This formula is not meant as investment advice. It is based on my personal experience and knowledge of property investing. The formula will work well in most first world countries. However all countries are different and so you should check this formula against trends in your country.
As a professional investor I will often buy outside of this formula but I also do extensive research and have many years of experience as a full time investor. This formula is aimed at the person who does not have the time, resources, experience or inclination to do the amount of work that a professional investor will do.
1. Buy in a Medium to Large City
It is a fact of the western world that cities are growing in size and population. When it comes to investing the trend is your friend and so it makes good sense to buy in areas where the demand for residential property is increasing.
2. Buy At or Below the Median Price for Both the City and the Suburb that you are Buying In.
High price properties are luxuries and as such tend to fluctuate substantially in price according to the economy. However median price and below properties are filling a basic need and therefore come more into the necessity category. This results in a more stable, lower risk, market for properties in this price range.
3. Get a Thorough Pre-Purchase Building Inspection Conducted by a Qualified, Experienced Professional.
You should know what the required maintenance cost is going to be for the property you are buying and factor that into the equation when you are determining what the property is worth. An unexpected problem with the building can be expensive and quickly erode your profit.
4. Find Out What is Planned for the Area that you are Buying In.
The laws of disclosure on this matter vary from country to country. At the end of the day it is best to assume responsibility for discovering if anything is planned that may adversely affect your property price. This could include things like a highway being rerouted through or next to the house, a factory, airport or other noise or pollution producing construction being planned for the neighborhood, and so on.
5. Spend At Least 3 Weekends Researching Property Prices in the Area.
Most people will be very good at judging the market price of a property once they have spent a few weekends looking at properties in that area and observing what they sold for. Make sure that you take the time to also attend auctions and watch the bidding patterns. If you can accurately judge market value then you are far more likely to buy well.
6. Make sure that you can afford to pay the loan and the running cost of the property even if you only have a tenant 50% of the time.
You would have to buy very badly or be asking too much rent to have your house empty 50% of the time. One possible exception could be in holiday housing that was very seasonal but this is usually balanced by very high income when the house is rented.
Having said that, it is still a wise precaution to ensure that you can afford to cash flow the property even in this extreme case. There is nothing worse than having to sell a good capital growth potential property simply because you were overly optimistic when assessing the cash flow potential.

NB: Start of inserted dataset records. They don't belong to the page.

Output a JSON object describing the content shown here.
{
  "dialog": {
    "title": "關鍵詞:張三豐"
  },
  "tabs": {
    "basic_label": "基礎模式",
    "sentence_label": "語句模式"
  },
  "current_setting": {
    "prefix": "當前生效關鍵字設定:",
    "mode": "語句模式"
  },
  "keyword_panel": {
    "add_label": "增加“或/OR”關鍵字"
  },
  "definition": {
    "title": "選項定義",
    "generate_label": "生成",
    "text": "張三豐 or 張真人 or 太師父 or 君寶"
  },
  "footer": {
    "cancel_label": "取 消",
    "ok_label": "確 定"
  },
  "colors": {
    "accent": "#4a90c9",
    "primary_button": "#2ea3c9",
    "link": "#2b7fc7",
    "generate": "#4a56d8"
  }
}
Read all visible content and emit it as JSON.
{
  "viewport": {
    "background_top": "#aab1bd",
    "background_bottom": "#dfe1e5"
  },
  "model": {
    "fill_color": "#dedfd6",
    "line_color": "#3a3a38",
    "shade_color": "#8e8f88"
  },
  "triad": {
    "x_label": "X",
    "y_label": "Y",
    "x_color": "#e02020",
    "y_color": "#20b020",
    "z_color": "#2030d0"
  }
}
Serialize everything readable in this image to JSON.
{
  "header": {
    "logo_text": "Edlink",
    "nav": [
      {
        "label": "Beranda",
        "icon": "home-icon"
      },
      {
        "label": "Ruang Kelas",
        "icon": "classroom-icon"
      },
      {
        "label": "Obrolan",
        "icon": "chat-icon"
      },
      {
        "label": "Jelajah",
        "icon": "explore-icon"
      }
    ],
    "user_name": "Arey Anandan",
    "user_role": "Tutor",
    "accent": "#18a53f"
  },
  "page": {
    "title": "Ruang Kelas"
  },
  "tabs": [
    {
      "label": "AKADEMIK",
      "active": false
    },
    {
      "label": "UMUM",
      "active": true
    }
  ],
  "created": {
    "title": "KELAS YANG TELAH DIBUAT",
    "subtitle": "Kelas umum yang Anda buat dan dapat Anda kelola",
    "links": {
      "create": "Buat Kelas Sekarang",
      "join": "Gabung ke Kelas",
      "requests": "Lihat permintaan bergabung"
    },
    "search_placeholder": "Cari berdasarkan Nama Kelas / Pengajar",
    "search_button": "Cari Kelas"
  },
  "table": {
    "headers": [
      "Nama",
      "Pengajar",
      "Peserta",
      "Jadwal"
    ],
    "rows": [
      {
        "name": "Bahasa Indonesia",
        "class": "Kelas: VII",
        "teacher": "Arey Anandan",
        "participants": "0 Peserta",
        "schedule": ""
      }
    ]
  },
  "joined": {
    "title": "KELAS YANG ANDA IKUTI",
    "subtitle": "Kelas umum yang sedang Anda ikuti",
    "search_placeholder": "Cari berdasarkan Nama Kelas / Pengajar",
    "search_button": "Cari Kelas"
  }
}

7. Be Well Insured.
Property insurance is cheap and is good risk management. Make sure that you don’t underinsure because you will find that most insurance policies will only pay a proportion of the normal amount, even on small claims, if they can show that you are under insured.
If your cash flow ability is dependent on your income from a job or business, which will usually be the case if you have a mortgage, then you should also investigate income insurance. A loss of job due to illness or accident can cause you to lose the investment if you don’t have your income protected.

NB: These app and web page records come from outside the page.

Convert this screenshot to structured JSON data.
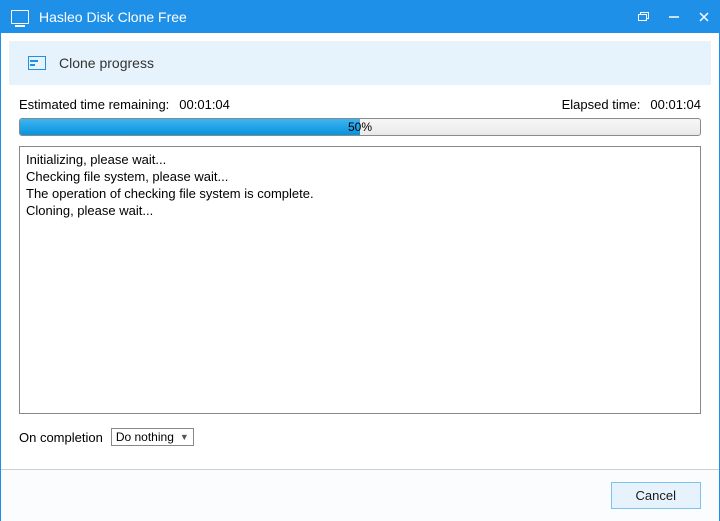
{
  "window": {
    "title": "Hasleo Disk Clone Free"
  },
  "header": {
    "subtitle": "Clone progress"
  },
  "times": {
    "remaining_label": "Estimated time remaining:",
    "remaining_value": "00:01:04",
    "elapsed_label": "Elapsed time:",
    "elapsed_value": "00:01:04"
  },
  "progress": {
    "percent": 50,
    "text": "50%"
  },
  "log": [
    "Initializing, please wait...",
    "Checking file system, please wait...",
    "The operation of checking file system is complete.",
    "Cloning, please wait..."
  ],
  "completion": {
    "label": "On completion",
    "selected": "Do nothing"
  },
  "buttons": {
    "cancel": "Cancel"
  }
}
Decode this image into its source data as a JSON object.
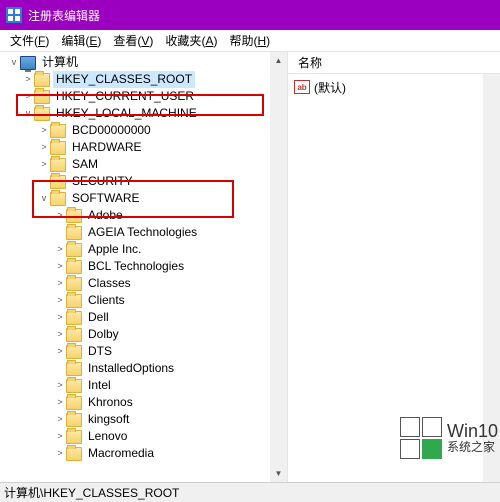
{
  "title": "注册表编辑器",
  "menu": {
    "file": {
      "label": "文件",
      "hotkey": "F"
    },
    "edit": {
      "label": "编辑",
      "hotkey": "E"
    },
    "view": {
      "label": "查看",
      "hotkey": "V"
    },
    "fav": {
      "label": "收藏夹",
      "hotkey": "A"
    },
    "help": {
      "label": "帮助",
      "hotkey": "H"
    }
  },
  "tree": {
    "root": "计算机",
    "root_expanded": true,
    "hives": [
      {
        "name": "HKEY_CLASSES_ROOT",
        "selected": true,
        "expander": ">"
      },
      {
        "name": "HKEY_CURRENT_USER",
        "expander": ">"
      },
      {
        "name": "HKEY_LOCAL_MACHINE",
        "expander": "v",
        "expanded": true,
        "children": [
          {
            "name": "BCD00000000",
            "expander": ">"
          },
          {
            "name": "HARDWARE",
            "expander": ">"
          },
          {
            "name": "SAM",
            "expander": ">"
          },
          {
            "name": "SECURITY",
            "expander": ""
          },
          {
            "name": "SOFTWARE",
            "expander": "v",
            "expanded": true,
            "children": [
              {
                "name": "Adobe",
                "expander": ">"
              },
              {
                "name": "AGEIA Technologies",
                "expander": ""
              },
              {
                "name": "Apple Inc.",
                "expander": ">"
              },
              {
                "name": "BCL Technologies",
                "expander": ">"
              },
              {
                "name": "Classes",
                "expander": ">"
              },
              {
                "name": "Clients",
                "expander": ">"
              },
              {
                "name": "Dell",
                "expander": ">"
              },
              {
                "name": "Dolby",
                "expander": ">"
              },
              {
                "name": "DTS",
                "expander": ">"
              },
              {
                "name": "InstalledOptions",
                "expander": ""
              },
              {
                "name": "Intel",
                "expander": ">"
              },
              {
                "name": "Khronos",
                "expander": ">"
              },
              {
                "name": "kingsoft",
                "expander": ">"
              },
              {
                "name": "Lenovo",
                "expander": ">"
              },
              {
                "name": "Macromedia",
                "expander": ">"
              }
            ]
          }
        ]
      }
    ]
  },
  "list": {
    "header_name": "名称",
    "rows": [
      {
        "icon": "ab",
        "name": "(默认)"
      }
    ]
  },
  "statusbar": "计算机\\HKEY_CLASSES_ROOT",
  "watermark": {
    "line1": "Win10",
    "line2": "系统之家"
  }
}
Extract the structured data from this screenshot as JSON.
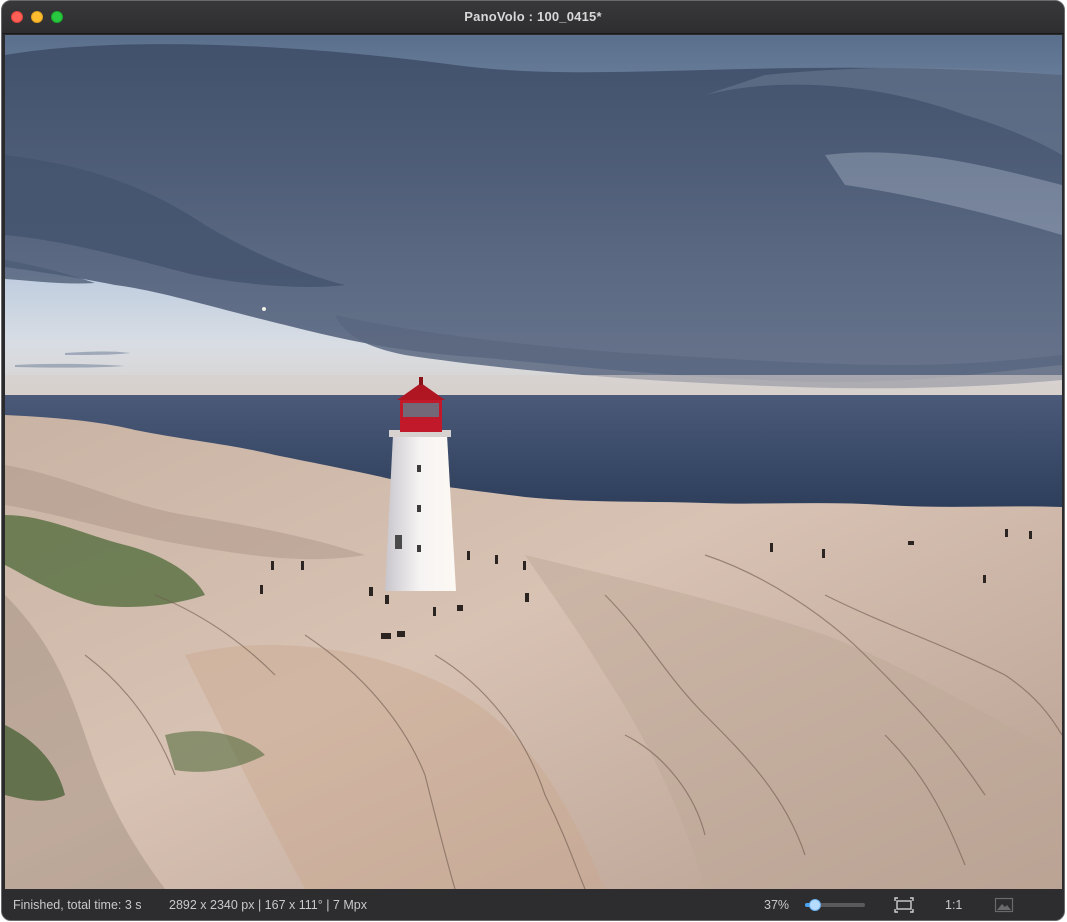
{
  "window": {
    "title": "PanoVolo : 100_0415*"
  },
  "canvas": {
    "description_icon": "photo-canvas"
  },
  "statusbar": {
    "status": "Finished, total time: 3 s",
    "info": "2892 x 2340 px | 167 x 111° | 7 Mpx",
    "zoom_label": "37%",
    "zoom_level": 0.37,
    "one_to_one_label": "1:1",
    "fit_icon": "fit-to-window-icon",
    "image_icon": "image-icon"
  },
  "colors": {
    "accent": "#4aa3f0",
    "titlebar": "#2e2e30",
    "statusbar": "#2d2d2f",
    "close": "#fe5f57",
    "minimize": "#febc2e",
    "maximize": "#28c840"
  }
}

In some countries you can also insure against loss of rent from a bad tenant. However the cost and benefits of these policies vary greatly and it is up to you to ensure that you are getting value for money if you take on one of these policies.

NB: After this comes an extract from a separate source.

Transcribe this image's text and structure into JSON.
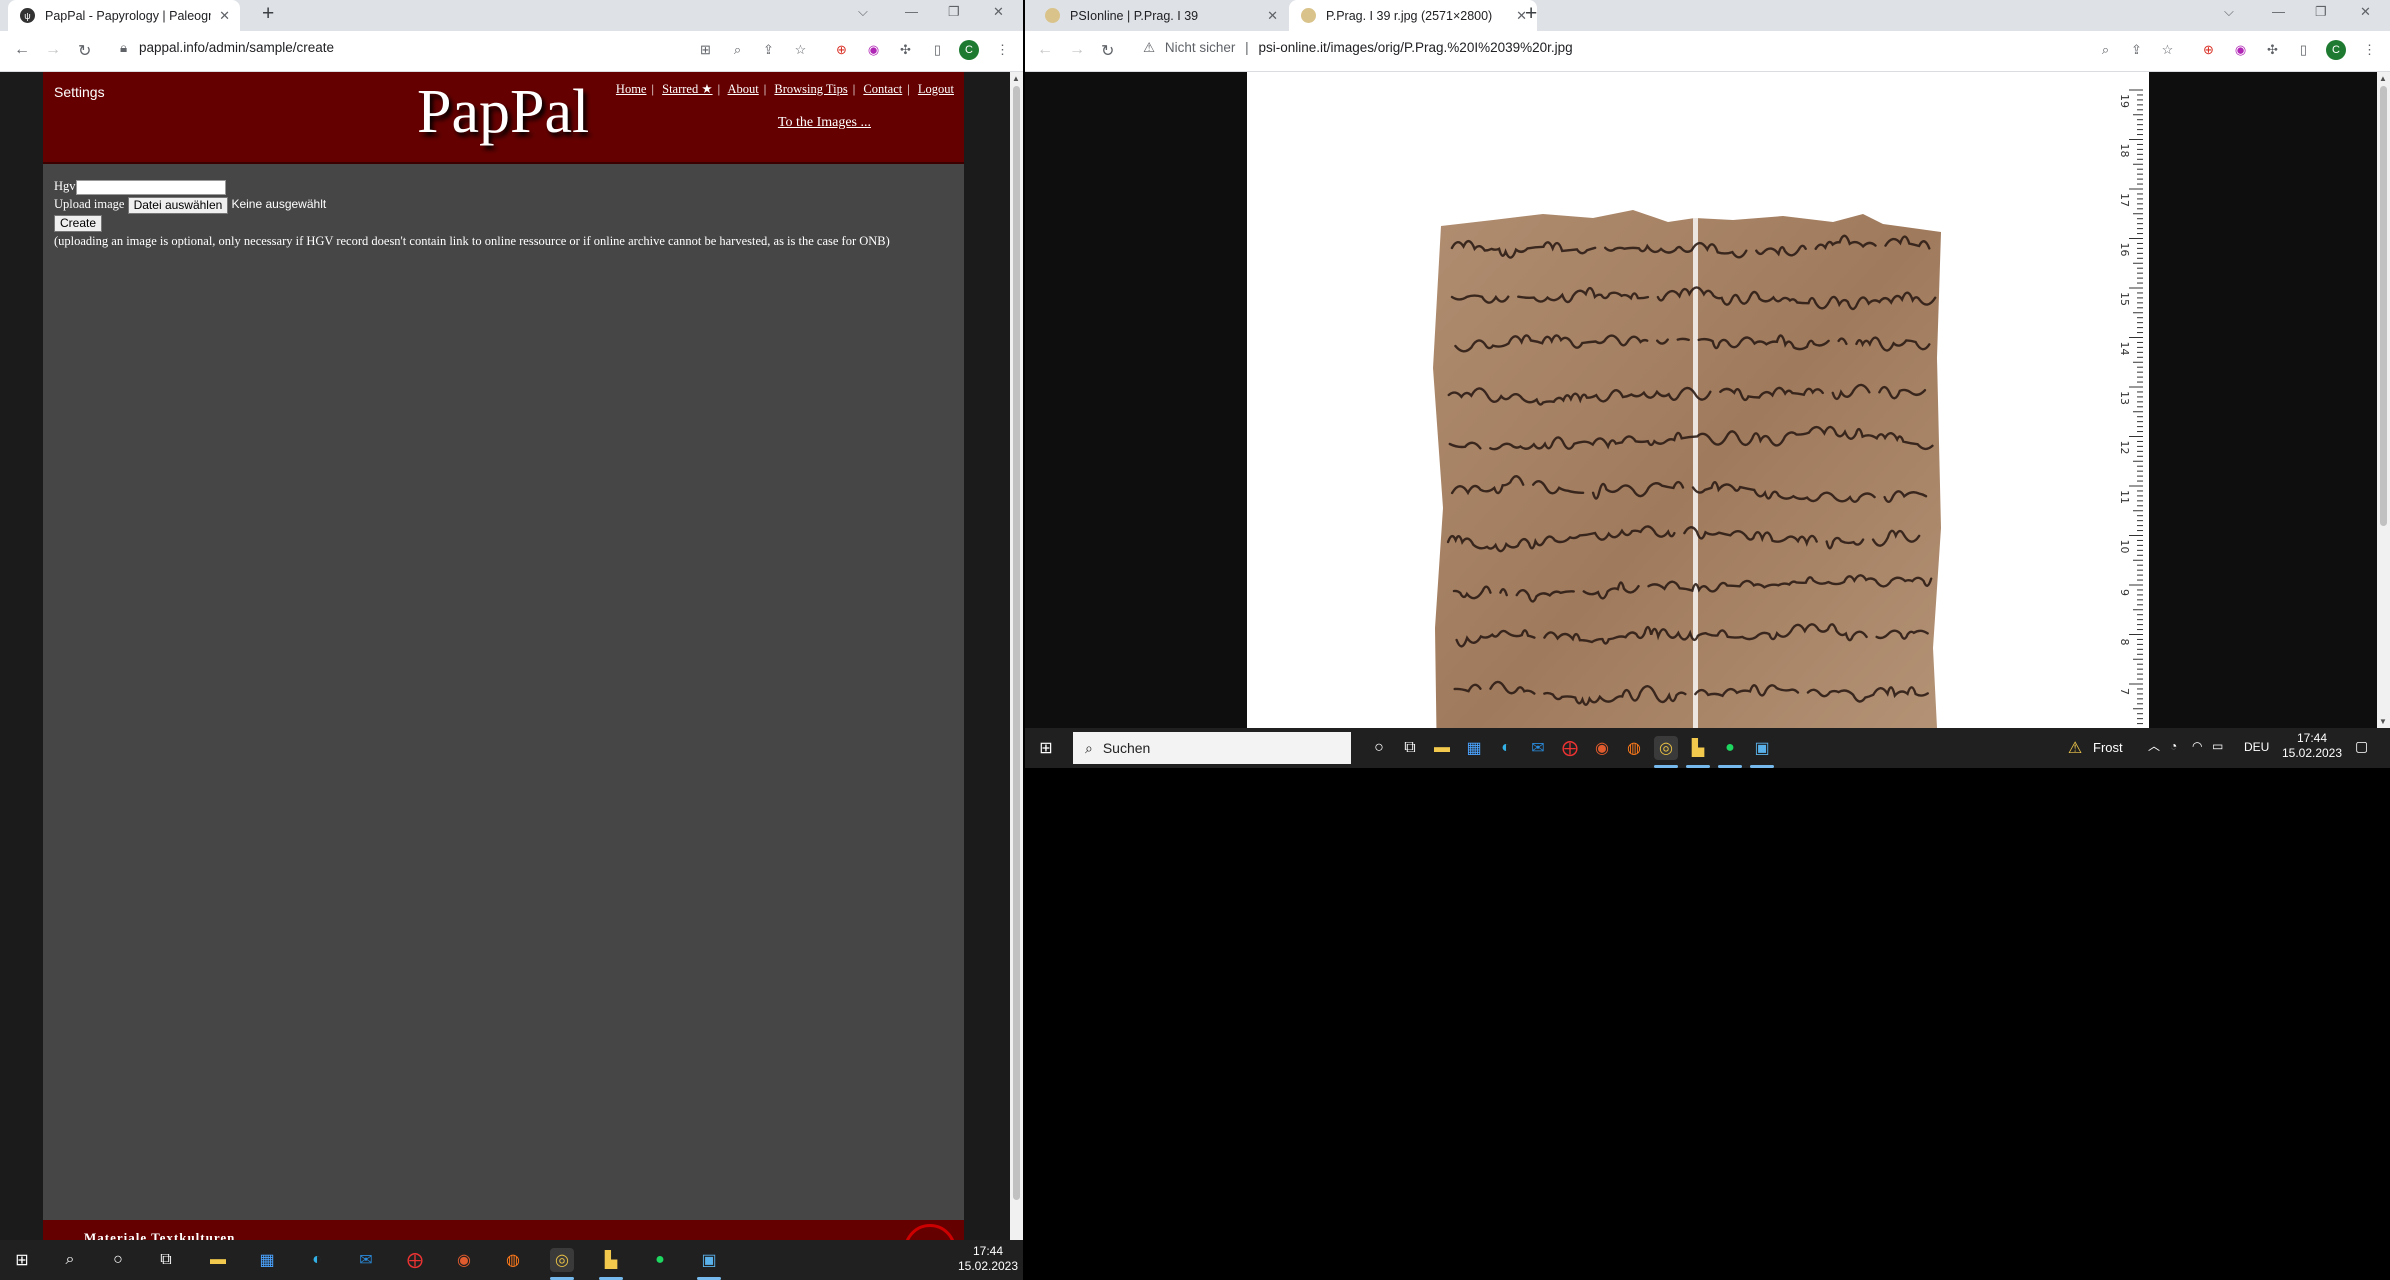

These seven simple rules can provide a good basis for helping you make a good property investment without having to be an expert, professional investor.